Richard Feynman: Math and Science: "I’m going to describe to you how Nature is—and if you don’t like it, that’s going to get in the way of your understanding it...
...It’s a problem that physicists have learned to deal with: They’ve learned to realize that whether they like a theory or they don’t like a theory is not the essential question. Rather, it is whether or not the theory gives predictions that agree with experiment. It is not a question of whether a theory is philosophically delightful, or easy to understand, or perfectly reasonable from the point of view of common sense. The theory of quantum electrodynamics describes Nature as absurd from the point of view of common sense. And it agrees fully with experiment. So I hope you can accept Nature as She is—absurd.
I’m going to have fun telling you about this absurdity, because I find it delightful. Please don’t turn yourself off because you can’t believe Nature is so strange. Just hear me all out, and I hope you’ll be as delighted as I am when we’re through.
How am I going to explain to you the things I don’t explain to my students until they are third-year graduate students?
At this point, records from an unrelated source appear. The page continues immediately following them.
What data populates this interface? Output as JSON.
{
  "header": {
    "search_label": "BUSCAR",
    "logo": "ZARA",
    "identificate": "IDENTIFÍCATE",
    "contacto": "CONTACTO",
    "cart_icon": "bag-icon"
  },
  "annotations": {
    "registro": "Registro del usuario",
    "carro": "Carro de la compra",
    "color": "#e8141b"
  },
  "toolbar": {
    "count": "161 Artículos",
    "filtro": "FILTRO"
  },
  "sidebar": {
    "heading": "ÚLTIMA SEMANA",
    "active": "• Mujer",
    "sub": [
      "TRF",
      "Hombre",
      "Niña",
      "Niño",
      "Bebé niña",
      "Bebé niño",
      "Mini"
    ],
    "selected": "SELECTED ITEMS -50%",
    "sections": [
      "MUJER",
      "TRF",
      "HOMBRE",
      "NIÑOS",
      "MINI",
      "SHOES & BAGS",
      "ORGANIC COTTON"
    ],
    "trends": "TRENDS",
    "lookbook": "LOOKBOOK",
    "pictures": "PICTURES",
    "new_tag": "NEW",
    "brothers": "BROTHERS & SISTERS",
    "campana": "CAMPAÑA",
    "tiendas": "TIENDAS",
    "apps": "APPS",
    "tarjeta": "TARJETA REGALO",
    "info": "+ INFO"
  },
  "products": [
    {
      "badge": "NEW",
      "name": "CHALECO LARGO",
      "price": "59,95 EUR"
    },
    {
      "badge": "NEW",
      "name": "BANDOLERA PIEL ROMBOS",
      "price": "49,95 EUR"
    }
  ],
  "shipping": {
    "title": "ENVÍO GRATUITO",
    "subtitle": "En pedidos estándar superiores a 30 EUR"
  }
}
Let me explain it by analogy:
The Maya Indians were interested in the rising and setting of Venus as a morning “star” and as an evening “star”—they were very interested in when it would appear. After some years of observation, they noted that five cycles of Venus were very nearly equal to eight of their “nominal years” of 365 days (they were aware that the true year of seasons was different and they made calculations of that also).
To make calculations, the Maya had invented a system of bars and dots to represent numbers (including zero), and had rules by which to calculate and predict not only the risings and settings of Venus, but other celestial phenomena, such as lunar eclipses.
In those days, only a few Maya priests could do such elaborate calculations. Now, suppose we were to ask one of them how to do just one step in the process of predicting when Venus will next rise as a morning star—subtracting two numbers. And let’s assume that, unlike today, we had not gone to school and did not know how to subtract.
How would the priest explain to us what subtraction is? He could either teach us the numbers represented by the bars and dots and the rules for “subtracting” them, or he could tell us what he was really doing:
Suppose we want to subtract 236 from 584. First, count out 584 beans and put them in a pot. Then take out 236 beans and put them to one side. Finally, count the beans left in the pot. That number is the result of subtracting 236 from 584.
You might say, “My Quetzalcoatl! What tedium—counting beans, putting them in, taking them out—what a job!”
To which the priest would reply:
That’s why we have the rules for the bars and dots. The rules are tricky, but they are a much more efficient way of getting the answer than by counting beans. The important thing is, it makes no difference as far as the answer is concerned: we can predict the appearance of Venus by counting beans (which is slow, but easy to understand) or by using the tricky rules (which is much faster, but you must spend years in school to learn them).
To understand how subtraction works—as long as you don’t have to actually carry it out—is really not so difficult. That’s my position: I’m going to explain to you what the physicists are doing when they are predicting how Nature will behave, but I’m not going to teach you any tricks so you can do it efficiently. You will discover that in order to make any reasonable predictions with this new scheme of quantum electrodynamics, you would have to make an awful lot of little arrows on a piece of paper. It takes seven years—four undergraduate and three graduate—to train our physics students to do that in a tricky, efficient way.
That’s where we are going to skip seven years of education in physics: By explaining quantum electrodynamics to you in terms of what we are really doing, I hope you will be able to understand it better than do some of the students!
Taking the example of the Maya one step further, we could ask the priest why five cycles of Venus nearly equal 2,920 days, or eight years. There would be all kinds of theories about why, such as, “20 is an important number in our counting system, and if you divide 2,920 by 20, you get 146, which is one more than a number that can be represented by the sum of two squares in two different ways,” and so forth. But that theory would have nothing to do with Venus, really. In modern times, we have found that theories of this kind are not useful. So again, we are not going to deal with why Nature behaves in the peculiar way...